Main Quests are the ones that provide overarching goals for players in games structured around the fulfillment of quests. They often tie the main parts of games' stories to gameplay and provide frameworks for smaller quests.

Note: Main Quests are in some cases used to refer to all quests necessary to complete in a game to finish it, or the one overarching quest that frames gameplay. This pattern adheres to the latter usage.

Examples

Main Quests have most common in Computer-based Roleplaying Games but not so in Tabletop due to the often open-ended narratives. Likewise, overarching quests may be present as story-telling devices in Massively Multiplayer Online Games and large scale LARPS but can often not be completed or do not have rewards on a gameplay level. Examples of Main Quests include saving the world of Tamriel in the Elder Scrolls IV: Oblivion by stop oblivion portals from opening[1], saving or diverting the intentions of project purity in Fallout 3[2], affect the outcome of the struggle between mages and templars in Dragon Age II[3], and choosing the path of non-humans, knights, or declaring neutrality in the Witcher[4].
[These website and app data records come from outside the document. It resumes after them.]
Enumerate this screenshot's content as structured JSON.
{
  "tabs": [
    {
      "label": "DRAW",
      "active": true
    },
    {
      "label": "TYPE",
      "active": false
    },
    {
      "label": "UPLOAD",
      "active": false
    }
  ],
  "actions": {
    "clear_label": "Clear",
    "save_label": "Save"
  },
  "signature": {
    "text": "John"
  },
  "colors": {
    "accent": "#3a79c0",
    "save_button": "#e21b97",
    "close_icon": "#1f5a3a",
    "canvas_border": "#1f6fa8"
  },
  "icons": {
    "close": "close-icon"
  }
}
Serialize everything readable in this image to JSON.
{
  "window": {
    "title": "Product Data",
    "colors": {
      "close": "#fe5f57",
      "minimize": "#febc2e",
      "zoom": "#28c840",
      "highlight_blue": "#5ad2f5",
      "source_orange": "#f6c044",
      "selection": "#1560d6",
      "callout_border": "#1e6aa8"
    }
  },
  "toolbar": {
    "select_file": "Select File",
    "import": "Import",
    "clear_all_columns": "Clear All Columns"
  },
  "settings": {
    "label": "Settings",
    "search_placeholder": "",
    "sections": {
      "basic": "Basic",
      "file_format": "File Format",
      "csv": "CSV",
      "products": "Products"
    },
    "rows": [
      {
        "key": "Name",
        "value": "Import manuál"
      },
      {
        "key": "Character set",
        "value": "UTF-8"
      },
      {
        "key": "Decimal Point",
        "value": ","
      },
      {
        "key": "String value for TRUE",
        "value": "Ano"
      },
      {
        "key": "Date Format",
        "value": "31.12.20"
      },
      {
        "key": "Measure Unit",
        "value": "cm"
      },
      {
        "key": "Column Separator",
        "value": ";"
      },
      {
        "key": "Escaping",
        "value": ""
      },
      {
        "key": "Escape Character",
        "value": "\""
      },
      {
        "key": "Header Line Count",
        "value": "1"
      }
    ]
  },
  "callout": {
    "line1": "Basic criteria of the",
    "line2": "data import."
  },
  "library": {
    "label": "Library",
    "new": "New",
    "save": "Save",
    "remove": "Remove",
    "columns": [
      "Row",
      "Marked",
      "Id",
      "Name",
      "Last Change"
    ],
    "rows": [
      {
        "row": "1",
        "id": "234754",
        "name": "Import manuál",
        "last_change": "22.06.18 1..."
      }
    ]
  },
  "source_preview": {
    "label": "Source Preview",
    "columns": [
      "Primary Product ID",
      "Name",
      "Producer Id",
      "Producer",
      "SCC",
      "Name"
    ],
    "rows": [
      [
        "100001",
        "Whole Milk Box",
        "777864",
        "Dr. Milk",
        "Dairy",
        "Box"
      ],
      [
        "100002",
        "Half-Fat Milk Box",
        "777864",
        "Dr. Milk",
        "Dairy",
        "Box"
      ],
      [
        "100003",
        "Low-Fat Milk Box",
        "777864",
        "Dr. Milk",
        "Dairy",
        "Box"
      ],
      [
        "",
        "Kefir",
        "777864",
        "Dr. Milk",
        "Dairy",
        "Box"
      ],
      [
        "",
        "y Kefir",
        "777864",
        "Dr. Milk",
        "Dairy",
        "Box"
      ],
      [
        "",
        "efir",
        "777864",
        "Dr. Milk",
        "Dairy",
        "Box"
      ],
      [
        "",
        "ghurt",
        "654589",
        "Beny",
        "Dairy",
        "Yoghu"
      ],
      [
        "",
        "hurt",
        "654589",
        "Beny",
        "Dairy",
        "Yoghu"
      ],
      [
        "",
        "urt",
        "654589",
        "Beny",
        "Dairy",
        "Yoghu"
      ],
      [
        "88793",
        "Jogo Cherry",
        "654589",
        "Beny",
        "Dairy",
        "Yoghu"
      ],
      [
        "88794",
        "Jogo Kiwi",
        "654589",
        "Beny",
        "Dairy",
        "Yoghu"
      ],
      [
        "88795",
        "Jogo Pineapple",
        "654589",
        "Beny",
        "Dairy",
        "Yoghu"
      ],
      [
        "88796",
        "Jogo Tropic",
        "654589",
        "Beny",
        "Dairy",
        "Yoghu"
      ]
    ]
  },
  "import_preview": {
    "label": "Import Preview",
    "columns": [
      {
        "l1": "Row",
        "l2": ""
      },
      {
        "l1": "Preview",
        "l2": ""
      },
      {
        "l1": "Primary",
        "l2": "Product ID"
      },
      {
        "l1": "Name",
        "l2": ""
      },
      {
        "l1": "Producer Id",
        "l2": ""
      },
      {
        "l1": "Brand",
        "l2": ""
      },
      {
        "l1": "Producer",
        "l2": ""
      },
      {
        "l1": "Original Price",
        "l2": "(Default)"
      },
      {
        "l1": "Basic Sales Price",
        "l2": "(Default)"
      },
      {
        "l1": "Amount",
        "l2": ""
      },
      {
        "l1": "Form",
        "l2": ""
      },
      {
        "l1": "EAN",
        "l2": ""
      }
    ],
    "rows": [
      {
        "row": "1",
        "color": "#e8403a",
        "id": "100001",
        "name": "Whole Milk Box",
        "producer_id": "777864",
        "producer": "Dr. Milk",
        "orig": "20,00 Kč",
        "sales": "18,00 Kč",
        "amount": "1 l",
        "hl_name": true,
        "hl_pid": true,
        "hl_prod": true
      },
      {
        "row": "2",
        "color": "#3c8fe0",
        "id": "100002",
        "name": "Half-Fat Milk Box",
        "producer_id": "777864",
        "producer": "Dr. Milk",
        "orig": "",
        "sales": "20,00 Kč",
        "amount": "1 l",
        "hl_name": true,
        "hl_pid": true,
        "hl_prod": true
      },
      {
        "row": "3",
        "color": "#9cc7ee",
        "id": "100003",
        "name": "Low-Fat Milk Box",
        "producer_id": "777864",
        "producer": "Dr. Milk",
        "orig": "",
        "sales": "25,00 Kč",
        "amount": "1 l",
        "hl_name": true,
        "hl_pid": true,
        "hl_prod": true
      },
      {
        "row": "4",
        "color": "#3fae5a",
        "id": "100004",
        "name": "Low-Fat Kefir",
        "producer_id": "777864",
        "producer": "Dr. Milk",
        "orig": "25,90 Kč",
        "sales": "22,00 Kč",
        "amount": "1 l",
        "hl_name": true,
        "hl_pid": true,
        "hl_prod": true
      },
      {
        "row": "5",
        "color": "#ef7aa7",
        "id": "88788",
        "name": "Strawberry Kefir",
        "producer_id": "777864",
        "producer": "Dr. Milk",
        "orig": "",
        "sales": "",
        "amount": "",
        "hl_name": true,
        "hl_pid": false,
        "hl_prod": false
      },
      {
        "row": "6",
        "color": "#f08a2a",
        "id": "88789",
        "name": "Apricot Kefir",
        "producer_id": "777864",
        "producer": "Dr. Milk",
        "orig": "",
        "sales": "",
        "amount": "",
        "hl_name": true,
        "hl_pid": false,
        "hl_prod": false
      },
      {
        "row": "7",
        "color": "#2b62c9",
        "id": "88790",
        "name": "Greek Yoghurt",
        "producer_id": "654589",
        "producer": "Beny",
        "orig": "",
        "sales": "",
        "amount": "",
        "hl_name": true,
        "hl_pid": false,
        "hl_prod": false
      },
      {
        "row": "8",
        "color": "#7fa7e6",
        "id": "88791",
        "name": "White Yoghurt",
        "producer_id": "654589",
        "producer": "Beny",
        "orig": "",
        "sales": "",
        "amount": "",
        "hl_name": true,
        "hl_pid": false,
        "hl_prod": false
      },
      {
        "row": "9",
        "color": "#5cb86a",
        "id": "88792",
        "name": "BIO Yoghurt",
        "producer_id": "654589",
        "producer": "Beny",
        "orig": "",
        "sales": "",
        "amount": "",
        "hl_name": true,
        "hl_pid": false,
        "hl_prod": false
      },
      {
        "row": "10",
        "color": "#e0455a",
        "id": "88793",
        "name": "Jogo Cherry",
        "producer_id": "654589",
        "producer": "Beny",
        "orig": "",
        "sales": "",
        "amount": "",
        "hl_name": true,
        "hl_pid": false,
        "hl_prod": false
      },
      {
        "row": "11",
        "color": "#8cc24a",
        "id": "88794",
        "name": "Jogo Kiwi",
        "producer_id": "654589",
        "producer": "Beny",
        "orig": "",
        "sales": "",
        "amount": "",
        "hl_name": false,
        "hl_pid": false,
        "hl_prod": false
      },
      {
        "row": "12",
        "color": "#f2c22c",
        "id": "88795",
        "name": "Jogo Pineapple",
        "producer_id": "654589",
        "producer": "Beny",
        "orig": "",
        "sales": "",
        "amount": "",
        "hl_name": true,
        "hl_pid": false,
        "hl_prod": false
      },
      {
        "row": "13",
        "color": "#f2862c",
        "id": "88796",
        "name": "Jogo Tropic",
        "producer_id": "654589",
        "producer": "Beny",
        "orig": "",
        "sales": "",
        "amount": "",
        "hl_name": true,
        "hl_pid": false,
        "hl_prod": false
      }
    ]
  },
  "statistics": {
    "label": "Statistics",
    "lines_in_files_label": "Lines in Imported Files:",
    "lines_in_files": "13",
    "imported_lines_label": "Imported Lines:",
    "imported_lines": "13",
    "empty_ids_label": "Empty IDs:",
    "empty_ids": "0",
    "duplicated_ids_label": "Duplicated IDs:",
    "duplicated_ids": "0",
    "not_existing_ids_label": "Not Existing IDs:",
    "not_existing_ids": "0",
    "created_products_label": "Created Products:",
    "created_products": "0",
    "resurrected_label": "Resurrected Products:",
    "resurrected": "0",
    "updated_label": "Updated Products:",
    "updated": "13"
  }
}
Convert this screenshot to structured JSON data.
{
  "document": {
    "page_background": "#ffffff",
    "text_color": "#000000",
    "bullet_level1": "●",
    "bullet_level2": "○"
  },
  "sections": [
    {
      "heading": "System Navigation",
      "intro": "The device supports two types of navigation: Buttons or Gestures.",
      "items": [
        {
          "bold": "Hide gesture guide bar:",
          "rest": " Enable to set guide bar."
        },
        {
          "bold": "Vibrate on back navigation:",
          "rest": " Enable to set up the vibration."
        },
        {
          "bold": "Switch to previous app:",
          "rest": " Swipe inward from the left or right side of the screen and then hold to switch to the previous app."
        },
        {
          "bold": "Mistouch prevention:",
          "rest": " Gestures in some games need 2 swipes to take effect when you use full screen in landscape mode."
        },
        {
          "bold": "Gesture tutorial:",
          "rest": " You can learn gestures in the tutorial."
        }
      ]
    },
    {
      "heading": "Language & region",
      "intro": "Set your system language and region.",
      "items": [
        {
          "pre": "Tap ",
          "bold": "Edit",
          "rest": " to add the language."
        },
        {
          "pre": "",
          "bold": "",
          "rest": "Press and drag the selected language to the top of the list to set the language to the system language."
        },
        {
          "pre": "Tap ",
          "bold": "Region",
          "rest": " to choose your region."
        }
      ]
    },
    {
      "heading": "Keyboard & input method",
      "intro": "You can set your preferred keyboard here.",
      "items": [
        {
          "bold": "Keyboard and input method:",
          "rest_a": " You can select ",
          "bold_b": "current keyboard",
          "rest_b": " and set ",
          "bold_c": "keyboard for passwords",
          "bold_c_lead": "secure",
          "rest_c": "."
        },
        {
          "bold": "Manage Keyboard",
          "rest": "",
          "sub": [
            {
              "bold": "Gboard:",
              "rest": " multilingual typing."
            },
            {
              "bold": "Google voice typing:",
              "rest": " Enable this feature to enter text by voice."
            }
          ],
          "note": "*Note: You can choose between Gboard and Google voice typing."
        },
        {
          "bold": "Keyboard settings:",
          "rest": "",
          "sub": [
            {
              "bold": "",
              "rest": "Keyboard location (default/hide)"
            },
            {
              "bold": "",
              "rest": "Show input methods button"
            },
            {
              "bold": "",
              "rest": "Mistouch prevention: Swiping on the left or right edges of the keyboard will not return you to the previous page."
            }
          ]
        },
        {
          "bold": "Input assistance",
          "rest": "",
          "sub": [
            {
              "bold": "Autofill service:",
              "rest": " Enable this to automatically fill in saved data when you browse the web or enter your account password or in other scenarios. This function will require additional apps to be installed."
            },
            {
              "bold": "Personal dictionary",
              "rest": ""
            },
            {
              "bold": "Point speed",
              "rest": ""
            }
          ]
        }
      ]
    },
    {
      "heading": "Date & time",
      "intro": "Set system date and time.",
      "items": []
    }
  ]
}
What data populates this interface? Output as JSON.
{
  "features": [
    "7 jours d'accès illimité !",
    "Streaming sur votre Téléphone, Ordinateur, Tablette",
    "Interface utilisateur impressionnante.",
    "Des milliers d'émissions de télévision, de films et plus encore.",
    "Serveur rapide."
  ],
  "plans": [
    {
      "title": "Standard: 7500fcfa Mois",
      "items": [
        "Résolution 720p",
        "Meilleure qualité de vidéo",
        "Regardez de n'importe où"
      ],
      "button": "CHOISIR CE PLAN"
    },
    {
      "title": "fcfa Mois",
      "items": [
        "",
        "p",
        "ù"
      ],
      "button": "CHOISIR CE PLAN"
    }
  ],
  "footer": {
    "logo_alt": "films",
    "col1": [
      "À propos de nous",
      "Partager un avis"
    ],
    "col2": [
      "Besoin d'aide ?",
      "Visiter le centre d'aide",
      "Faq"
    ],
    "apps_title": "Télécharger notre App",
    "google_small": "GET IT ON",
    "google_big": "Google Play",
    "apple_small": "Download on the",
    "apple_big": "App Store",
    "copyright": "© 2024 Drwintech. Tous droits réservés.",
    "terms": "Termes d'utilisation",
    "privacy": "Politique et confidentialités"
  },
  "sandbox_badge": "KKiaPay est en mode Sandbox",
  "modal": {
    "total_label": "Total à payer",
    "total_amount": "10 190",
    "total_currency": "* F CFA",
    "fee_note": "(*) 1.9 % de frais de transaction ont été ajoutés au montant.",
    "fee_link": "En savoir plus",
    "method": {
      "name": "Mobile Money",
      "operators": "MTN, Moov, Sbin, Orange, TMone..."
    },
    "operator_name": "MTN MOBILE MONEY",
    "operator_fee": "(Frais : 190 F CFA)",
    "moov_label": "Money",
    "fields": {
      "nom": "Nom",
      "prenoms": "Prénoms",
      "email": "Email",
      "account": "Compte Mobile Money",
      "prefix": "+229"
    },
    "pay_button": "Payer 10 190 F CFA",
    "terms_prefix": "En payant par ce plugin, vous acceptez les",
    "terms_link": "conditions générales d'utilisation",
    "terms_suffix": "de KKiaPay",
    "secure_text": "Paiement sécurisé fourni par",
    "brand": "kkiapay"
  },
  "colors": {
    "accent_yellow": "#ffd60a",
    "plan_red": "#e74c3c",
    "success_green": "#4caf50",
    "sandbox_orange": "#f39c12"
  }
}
Using the pattern

The design of Main Quests is similar to Quests in general but may actually not have a gameplay Reward since the games may end by the completion of them. However, they practically always make use of other Quests to create Hierarchy of Goals and players are often given the option of additional gameplay through Sidequests. Since the Main Quests are the main drivers of how players explore and move through Game Worlds and interact with Non-Player Characters, it is also common to make all important places, people, and Factions part of the Main Quests so that players have at least become aware of them through playing through the games.

Note that although completing some Main Quests may end games (as it does for example in Dragon Age II and the Fallout series with the exception of Fallout 3 with the Broken Steel Expansion), this is not a necessity. The Elder Scrolls IV: Oblivion is an example of this.

Interface Aspects

Main Quests do not need to be present in interfaces in the same way as other Quests since they frame the whole gameplay and narrative experience.

Narrative Aspects

Main Quests are the main bearer of Predetermined Story Structures when they exist in games, so the pattern is an inherently narrative one.

Consequences

Main Quests are Quests overarching the main gameplay structures of games, and as such, they are typically also the primary Predetermined Story Structures. These structures give players Anticipation of how gameplay and narration will unfold and typically make players aware of all main Non-Player Characters, Factions, and important places in Game Worlds through the use of subquests.

Main Quests are difficult to combine with Unwinnable Games since completing Main Quests is a way of winning a game. They are also difficult to combine with Massively Multiplayer Online Games since these games need to support Late Arriving Players and other places players in opposing Factions that do not share Quests.

Relations

Can Instantiate

Anticipation, Predetermined Story Structures, Quests

Can Modulate

Factions, Game Worlds, Non-Player Characters

Can Be Instantiated By

-

Can Be Modulated By

Hierarchy of Goals, Sidequests

Possible Closure Effects

-

Potentially Conflicting With

Massively Multiplayer Online Games, Unwinnable Games

History

New pattern created in this wiki.

References

  1. Entry for the main quest in Oblivion at the Unofficial Elder Scrolls Pages.
  2. Entry for all quests in Fallout 3 at the Fallout wiki.
  3. Entry for the quests that make up the main quest in Dragon Age II at the Dragon Age wiki.
  4. Entry for the main storyline in the Witcher at the Witcher wiki.